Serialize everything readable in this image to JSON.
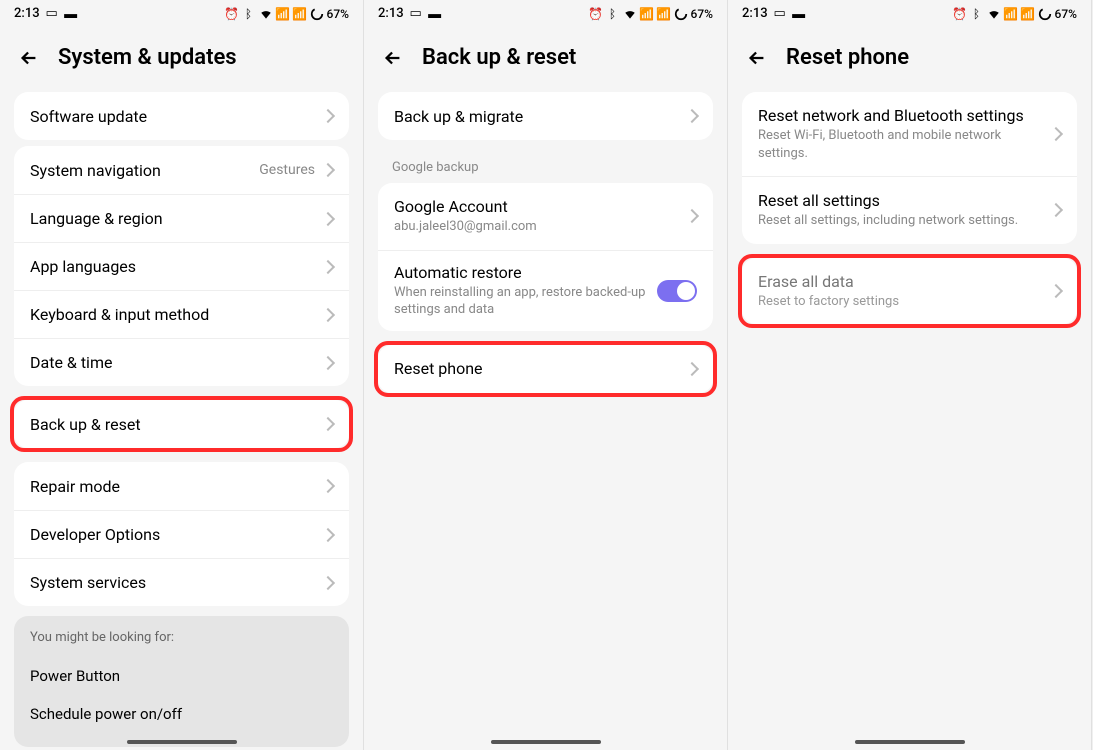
{
  "statusBar": {
    "time": "2:13",
    "battery": "67%"
  },
  "screen1": {
    "title": "System & updates",
    "items": {
      "softwareUpdate": "Software update",
      "systemNavigation": "System navigation",
      "systemNavigationValue": "Gestures",
      "languageRegion": "Language & region",
      "appLanguages": "App languages",
      "keyboardInput": "Keyboard & input method",
      "dateTime": "Date & time",
      "backupReset": "Back up & reset",
      "repairMode": "Repair mode",
      "developerOptions": "Developer Options",
      "systemServices": "System services"
    },
    "suggestions": {
      "header": "You might be looking for:",
      "powerButton": "Power Button",
      "schedulePower": "Schedule power on/off"
    }
  },
  "screen2": {
    "title": "Back up & reset",
    "backupMigrate": "Back up & migrate",
    "googleBackupLabel": "Google backup",
    "googleAccount": "Google Account",
    "googleEmail": "abu.jaleel30@gmail.com",
    "autoRestore": "Automatic restore",
    "autoRestoreDesc": "When reinstalling an app, restore backed-up settings and data",
    "resetPhone": "Reset phone"
  },
  "screen3": {
    "title": "Reset phone",
    "resetNetwork": "Reset network and Bluetooth settings",
    "resetNetworkDesc": "Reset Wi-Fi, Bluetooth and mobile network settings.",
    "resetAll": "Reset all settings",
    "resetAllDesc": "Reset all settings, including network settings.",
    "eraseAll": "Erase all data",
    "eraseAllDesc": "Reset to factory settings"
  }
}
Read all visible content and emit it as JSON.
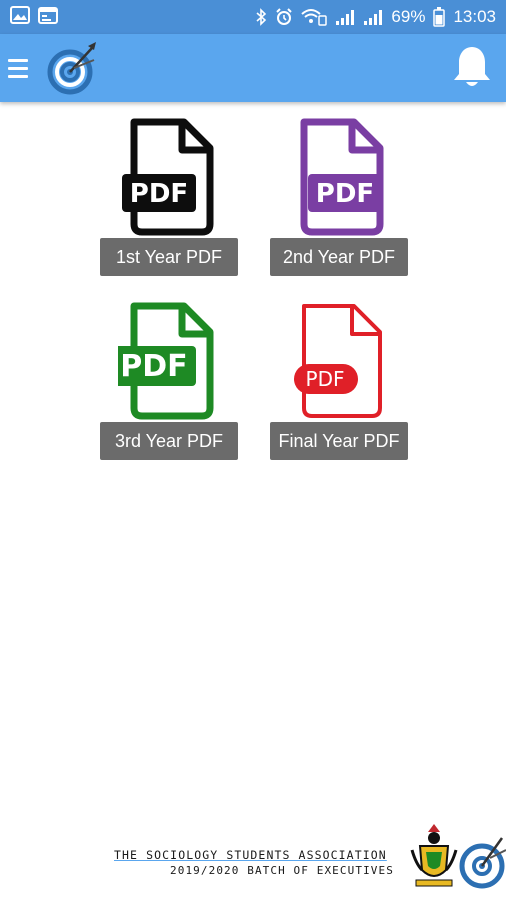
{
  "status_bar": {
    "battery": "69%",
    "time": "13:03",
    "icons": [
      "image-icon",
      "calendar-icon",
      "bluetooth-icon",
      "alarm-icon",
      "wifi-icon",
      "signal-icon",
      "signal-icon"
    ]
  },
  "app_bar": {
    "menu_icon": "hamburger-menu-icon",
    "logo_icon": "target-darts-logo-icon",
    "notification_icon": "bell-icon"
  },
  "pdf_items": [
    {
      "label": "1st Year PDF",
      "badge": "PDF",
      "color": "#0d0d0d"
    },
    {
      "label": "2nd Year PDF",
      "badge": "PDF",
      "color": "#7a3ea3"
    },
    {
      "label": "3rd Year PDF",
      "badge": "PDF",
      "color": "#1e8a24"
    },
    {
      "label": "Final Year PDF",
      "badge": "PDF",
      "color": "#e02028"
    }
  ],
  "footer": {
    "line1": "THE SOCIOLOGY STUDENTS ASSOCIATION",
    "line2": "2019/2020 BATCH OF EXECUTIVES"
  },
  "colors": {
    "status_bar": "#4a8fd6",
    "app_bar": "#5aa6ee",
    "label_bg": "#6b6b6b"
  }
}
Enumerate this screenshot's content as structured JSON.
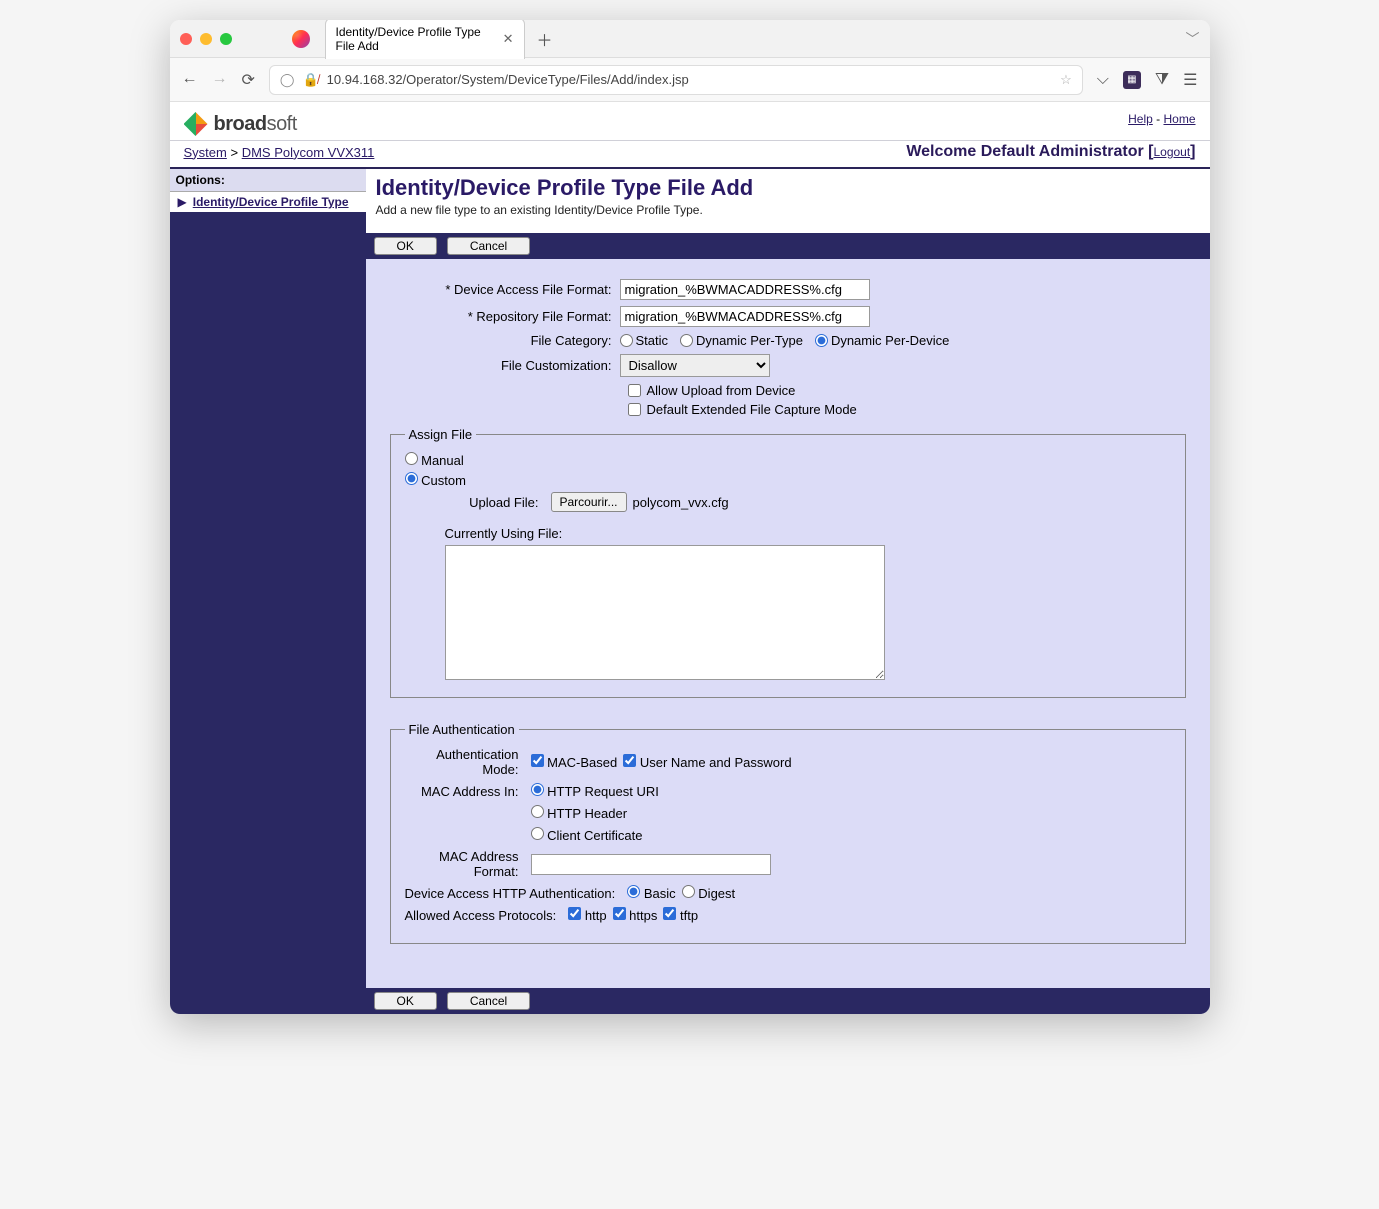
{
  "browser": {
    "tab_title": "Identity/Device Profile Type File Add",
    "url": "10.94.168.32/Operator/System/DeviceType/Files/Add/index.jsp"
  },
  "header": {
    "brand_bold": "broad",
    "brand_rest": "soft",
    "help": "Help",
    "home": "Home"
  },
  "breadcrumb": {
    "system": "System",
    "sep": ">",
    "device": "DMS Polycom VVX311",
    "welcome": "Welcome Default Administrator",
    "logout": "Logout"
  },
  "sidebar": {
    "options_label": "Options:",
    "item": "Identity/Device Profile Type"
  },
  "page": {
    "title": "Identity/Device Profile Type File Add",
    "subtitle": "Add a new file type to an existing Identity/Device Profile Type.",
    "ok": "OK",
    "cancel": "Cancel"
  },
  "form": {
    "daff_label": "* Device Access File Format:",
    "daff_value": "migration_%BWMACADDRESS%.cfg",
    "rff_label": "* Repository File Format:",
    "rff_value": "migration_%BWMACADDRESS%.cfg",
    "cat_label": "File Category:",
    "cat_static": "Static",
    "cat_per_type": "Dynamic Per-Type",
    "cat_per_device": "Dynamic Per-Device",
    "cust_label": "File Customization:",
    "cust_value": "Disallow",
    "allow_upload": "Allow Upload from Device",
    "default_ext": "Default Extended File Capture Mode"
  },
  "assign": {
    "legend": "Assign File",
    "manual": "Manual",
    "custom": "Custom",
    "upload_label": "Upload File:",
    "browse": "Parcourir...",
    "filename": "polycom_vvx.cfg",
    "currently": "Currently Using File:"
  },
  "auth": {
    "legend": "File Authentication",
    "mode_label": "Authentication Mode:",
    "mac_based": "MAC-Based",
    "user_pass": "User Name and Password",
    "mac_in_label": "MAC Address In:",
    "mac_in_uri": "HTTP Request URI",
    "mac_in_header": "HTTP Header",
    "mac_in_cert": "Client Certificate",
    "mac_fmt_label": "MAC Address Format:",
    "http_auth_label": "Device Access HTTP Authentication:",
    "http_basic": "Basic",
    "http_digest": "Digest",
    "proto_label": "Allowed Access Protocols:",
    "http": "http",
    "https": "https",
    "tftp": "tftp"
  }
}
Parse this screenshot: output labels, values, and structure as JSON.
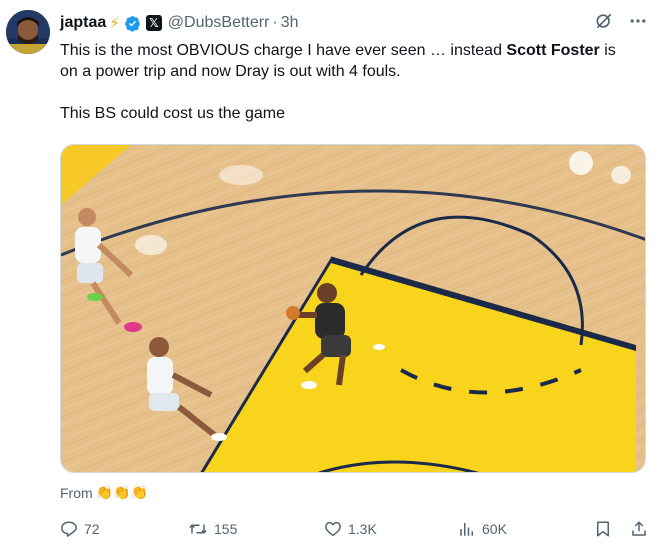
{
  "post": {
    "author_name": "japtaa",
    "author_emoji": "⚡",
    "handle": "@DubsBetterr",
    "separator": "·",
    "time": "3h",
    "text_line1_a": "This is the most OBVIOUS charge I have ever seen … instead ",
    "text_line1_b": "Scott Foster",
    "text_line1_c": " is",
    "text_line2": "on a power trip and now Dray is out with 4 fouls.",
    "text_line3": "This BS could cost us the game",
    "from_label": "From",
    "from_emojis": "👏👏👏"
  },
  "metrics": {
    "replies": "72",
    "reposts": "155",
    "likes": "1.3K",
    "views": "60K"
  },
  "colors": {
    "text": "#0f1419",
    "secondary": "#536471",
    "verified": "#1d9bf0",
    "court_wood": "#e9c592",
    "paint_yellow": "#f9d81f"
  },
  "icons": {
    "verified": "verified-badge-icon",
    "grok": "grok-icon",
    "more": "more-icon",
    "reply": "reply-icon",
    "repost": "repost-icon",
    "like": "like-icon",
    "views": "views-icon",
    "bookmark": "bookmark-icon",
    "share": "share-icon"
  }
}
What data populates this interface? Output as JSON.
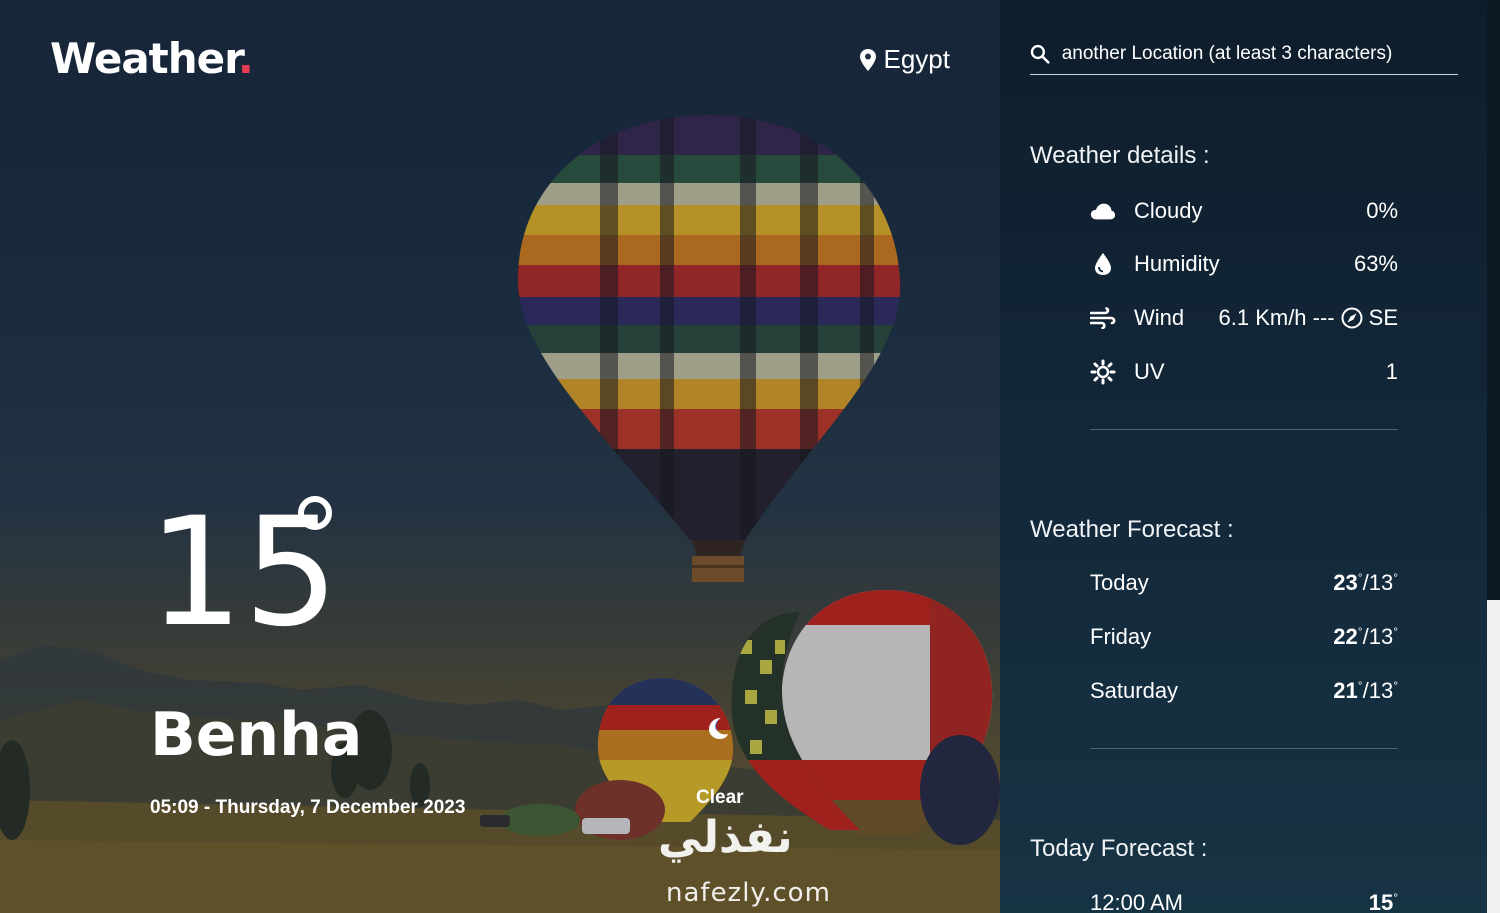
{
  "brand": {
    "name": "Weather",
    "dot": "."
  },
  "location": {
    "country": "Egypt"
  },
  "current": {
    "temp": "15",
    "city": "Benha",
    "datetime": "05:09 - Thursday, 7 December 2023",
    "condition": "Clear"
  },
  "search": {
    "placeholder": "another Location (at least 3 characters)"
  },
  "details": {
    "title": "Weather details :",
    "items": [
      {
        "label": "Cloudy",
        "value": "0%"
      },
      {
        "label": "Humidity",
        "value": "63%"
      },
      {
        "label": "Wind",
        "value": "6.1 Km/h ---",
        "dir": "SE"
      },
      {
        "label": "UV",
        "value": "1"
      }
    ]
  },
  "forecast": {
    "title": "Weather Forecast :",
    "days": [
      {
        "day": "Today",
        "max": "23",
        "min": "13"
      },
      {
        "day": "Friday",
        "max": "22",
        "min": "13"
      },
      {
        "day": "Saturday",
        "max": "21",
        "min": "13"
      }
    ]
  },
  "today": {
    "title": "Today Forecast :",
    "hours": [
      {
        "time": "12:00 AM",
        "temp": "15"
      }
    ]
  },
  "watermark": {
    "arabic": "نفذلي",
    "latin": "nafezly.com"
  },
  "colors": {
    "accent": "#e63b52",
    "panel": "#13283a"
  }
}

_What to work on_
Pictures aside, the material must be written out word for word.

_Response to the task_
Serialize everything readable in this image to JSON.
{
  "statusBar": {
    "time": "2:13",
    "battery": "67%"
  },
  "screen1": {
    "title": "System & updates",
    "items": {
      "softwareUpdate": "Software update",
      "systemNavigation": "System navigation",
      "systemNavigationValue": "Gestures",
      "languageRegion": "Language & region",
      "appLanguages": "App languages",
      "keyboardInput": "Keyboard & input method",
      "dateTime": "Date & time",
      "backupReset": "Back up & reset",
      "repairMode": "Repair mode",
      "developerOptions": "Developer Options",
      "systemServices": "System services"
    },
    "suggestions": {
      "header": "You might be looking for:",
      "powerButton": "Power Button",
      "schedulePower": "Schedule power on/off"
    }
  },
  "screen2": {
    "title": "Back up & reset",
    "backupMigrate": "Back up & migrate",
    "googleBackupLabel": "Google backup",
    "googleAccount": "Google Account",
    "googleEmail": "abu.jaleel30@gmail.com",
    "autoRestore": "Automatic restore",
    "autoRestoreDesc": "When reinstalling an app, restore backed-up settings and data",
    "resetPhone": "Reset phone"
  },
  "screen3": {
    "title": "Reset phone",
    "resetNetwork": "Reset network and Bluetooth settings",
    "resetNetworkDesc": "Reset Wi-Fi, Bluetooth and mobile network settings.",
    "resetAll": "Reset all settings",
    "resetAllDesc": "Reset all settings, including network settings.",
    "eraseAll": "Erase all data",
    "eraseAllDesc": "Reset to factory settings"
  }
}
Read all visible content and emit it as JSON.
{
  "status_bar": {
    "battery": "69%",
    "time": "13:03",
    "icons": [
      "image-icon",
      "calendar-icon",
      "bluetooth-icon",
      "alarm-icon",
      "wifi-icon",
      "signal-icon",
      "signal-icon"
    ]
  },
  "app_bar": {
    "menu_icon": "hamburger-menu-icon",
    "logo_icon": "target-darts-logo-icon",
    "notification_icon": "bell-icon"
  },
  "pdf_items": [
    {
      "label": "1st Year PDF",
      "badge": "PDF",
      "color": "#0d0d0d"
    },
    {
      "label": "2nd Year PDF",
      "badge": "PDF",
      "color": "#7a3ea3"
    },
    {
      "label": "3rd Year PDF",
      "badge": "PDF",
      "color": "#1e8a24"
    },
    {
      "label": "Final Year PDF",
      "badge": "PDF",
      "color": "#e02028"
    }
  ],
  "footer": {
    "line1": "THE SOCIOLOGY STUDENTS ASSOCIATION",
    "line2": "2019/2020 BATCH OF EXECUTIVES"
  },
  "colors": {
    "status_bar": "#4a8fd6",
    "app_bar": "#5aa6ee",
    "label_bg": "#6b6b6b"
  }
}
Enumerate this screenshot's content as structured JSON.
{
  "browser": {
    "tab_title": "Identity/Device Profile Type File Add",
    "url": "10.94.168.32/Operator/System/DeviceType/Files/Add/index.jsp"
  },
  "header": {
    "brand_bold": "broad",
    "brand_rest": "soft",
    "help": "Help",
    "home": "Home"
  },
  "breadcrumb": {
    "system": "System",
    "sep": ">",
    "device": "DMS Polycom VVX311",
    "welcome": "Welcome Default Administrator",
    "logout": "Logout"
  },
  "sidebar": {
    "options_label": "Options:",
    "item": "Identity/Device Profile Type"
  },
  "page": {
    "title": "Identity/Device Profile Type File Add",
    "subtitle": "Add a new file type to an existing Identity/Device Profile Type.",
    "ok": "OK",
    "cancel": "Cancel"
  },
  "form": {
    "daff_label": "* Device Access File Format:",
    "daff_value": "migration_%BWMACADDRESS%.cfg",
    "rff_label": "* Repository File Format:",
    "rff_value": "migration_%BWMACADDRESS%.cfg",
    "cat_label": "File Category:",
    "cat_static": "Static",
    "cat_per_type": "Dynamic Per-Type",
    "cat_per_device": "Dynamic Per-Device",
    "cust_label": "File Customization:",
    "cust_value": "Disallow",
    "allow_upload": "Allow Upload from Device",
    "default_ext": "Default Extended File Capture Mode"
  },
  "assign": {
    "legend": "Assign File",
    "manual": "Manual",
    "custom": "Custom",
    "upload_label": "Upload File:",
    "browse": "Parcourir...",
    "filename": "polycom_vvx.cfg",
    "currently": "Currently Using File:"
  },
  "auth": {
    "legend": "File Authentication",
    "mode_label": "Authentication Mode:",
    "mac_based": "MAC-Based",
    "user_pass": "User Name and Password",
    "mac_in_label": "MAC Address In:",
    "mac_in_uri": "HTTP Request URI",
    "mac_in_header": "HTTP Header",
    "mac_in_cert": "Client Certificate",
    "mac_fmt_label": "MAC Address Format:",
    "http_auth_label": "Device Access HTTP Authentication:",
    "http_basic": "Basic",
    "http_digest": "Digest",
    "proto_label": "Allowed Access Protocols:",
    "http": "http",
    "https": "https",
    "tftp": "tftp"
  }
}
Parse this screenshot: output labels, values, and structure as JSON.
{
  "post": {
    "author_name": "japtaa",
    "author_emoji": "⚡",
    "handle": "@DubsBetterr",
    "separator": "·",
    "time": "3h",
    "text_line1_a": "This is the most OBVIOUS charge I have ever seen … instead ",
    "text_line1_b": "Scott Foster",
    "text_line1_c": " is",
    "text_line2": "on a power trip and now Dray is out with 4 fouls.",
    "text_line3": "This BS could cost us the game",
    "from_label": "From",
    "from_emojis": "👏👏👏"
  },
  "metrics": {
    "replies": "72",
    "reposts": "155",
    "likes": "1.3K",
    "views": "60K"
  },
  "colors": {
    "text": "#0f1419",
    "secondary": "#536471",
    "verified": "#1d9bf0",
    "court_wood": "#e9c592",
    "paint_yellow": "#f9d81f"
  },
  "icons": {
    "verified": "verified-badge-icon",
    "grok": "grok-icon",
    "more": "more-icon",
    "reply": "reply-icon",
    "repost": "repost-icon",
    "like": "like-icon",
    "views": "views-icon",
    "bookmark": "bookmark-icon",
    "share": "share-icon"
  }
}
What data populates this interface? Output as JSON.
{
  "brand": {
    "name": "Weather",
    "dot": "."
  },
  "location": {
    "country": "Egypt"
  },
  "current": {
    "temp": "15",
    "city": "Benha",
    "datetime": "05:09 - Thursday, 7 December 2023",
    "condition": "Clear"
  },
  "search": {
    "placeholder": "another Location (at least 3 characters)"
  },
  "details": {
    "title": "Weather details :",
    "items": [
      {
        "label": "Cloudy",
        "value": "0%"
      },
      {
        "label": "Humidity",
        "value": "63%"
      },
      {
        "label": "Wind",
        "value": "6.1 Km/h ---",
        "dir": "SE"
      },
      {
        "label": "UV",
        "value": "1"
      }
    ]
  },
  "forecast": {
    "title": "Weather Forecast :",
    "days": [
      {
        "day": "Today",
        "max": "23",
        "min": "13"
      },
      {
        "day": "Friday",
        "max": "22",
        "min": "13"
      },
      {
        "day": "Saturday",
        "max": "21",
        "min": "13"
      }
    ]
  },
  "today": {
    "title": "Today Forecast :",
    "hours": [
      {
        "time": "12:00 AM",
        "temp": "15"
      }
    ]
  },
  "watermark": {
    "arabic": "نفذلي",
    "latin": "nafezly.com"
  },
  "colors": {
    "accent": "#e63b52",
    "panel": "#13283a"
  }
}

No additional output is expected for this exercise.